- _Your instructions_
Restate all the data word for word, leaving nothing out.

- _Records for the exercise_
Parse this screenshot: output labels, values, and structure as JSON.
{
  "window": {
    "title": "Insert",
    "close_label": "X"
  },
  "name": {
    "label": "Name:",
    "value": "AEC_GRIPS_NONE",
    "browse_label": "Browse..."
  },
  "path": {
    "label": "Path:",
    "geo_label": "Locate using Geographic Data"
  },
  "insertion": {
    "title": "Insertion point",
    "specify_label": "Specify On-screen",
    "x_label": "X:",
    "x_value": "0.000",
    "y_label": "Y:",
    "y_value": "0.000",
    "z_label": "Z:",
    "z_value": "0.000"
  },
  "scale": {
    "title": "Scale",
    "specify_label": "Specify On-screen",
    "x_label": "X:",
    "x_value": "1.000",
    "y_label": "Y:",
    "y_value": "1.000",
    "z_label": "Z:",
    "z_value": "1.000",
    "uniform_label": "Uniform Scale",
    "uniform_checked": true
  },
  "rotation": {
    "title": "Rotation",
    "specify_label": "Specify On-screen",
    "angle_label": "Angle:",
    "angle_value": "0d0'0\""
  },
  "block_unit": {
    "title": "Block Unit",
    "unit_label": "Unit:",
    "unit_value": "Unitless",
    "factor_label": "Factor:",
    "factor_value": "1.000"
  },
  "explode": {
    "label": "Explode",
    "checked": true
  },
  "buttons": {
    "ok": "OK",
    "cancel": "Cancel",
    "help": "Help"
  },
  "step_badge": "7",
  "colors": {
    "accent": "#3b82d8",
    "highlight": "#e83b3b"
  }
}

- _Output for this task_
Parse this screenshot: output labels, values, and structure as JSON.
{
  "window": {
    "title": "Insert",
    "close_label": "X"
  },
  "name": {
    "label": "Name:",
    "value": "AEC_GRIPS_NONE",
    "browse_label": "Browse..."
  },
  "path": {
    "label": "Path:",
    "geo_label": "Locate using Geographic Data"
  },
  "insertion": {
    "title": "Insertion point",
    "specify_label": "Specify On-screen",
    "x_label": "X:",
    "x_value": "0.000",
    "y_label": "Y:",
    "y_value": "0.000",
    "z_label": "Z:",
    "z_value": "0.000"
  },
  "scale": {
    "title": "Scale",
    "specify_label": "Specify On-screen",
    "x_label": "X:",
    "x_value": "1.000",
    "y_label": "Y:",
    "y_value": "1.000",
    "z_label": "Z:",
    "z_value": "1.000",
    "uniform_label": "Uniform Scale",
    "uniform_checked": true
  },
  "rotation": {
    "title": "Rotation",
    "specify_label": "Specify On-screen",
    "angle_label": "Angle:",
    "angle_value": "0d0'0\""
  },
  "block_unit": {
    "title": "Block Unit",
    "unit_label": "Unit:",
    "unit_value": "Unitless",
    "factor_label": "Factor:",
    "factor_value": "1.000"
  },
  "explode": {
    "label": "Explode",
    "checked": true
  },
  "buttons": {
    "ok": "OK",
    "cancel": "Cancel",
    "help": "Help"
  },
  "step_badge": "7",
  "colors": {
    "accent": "#3b82d8",
    "highlight": "#e83b3b"
  }
}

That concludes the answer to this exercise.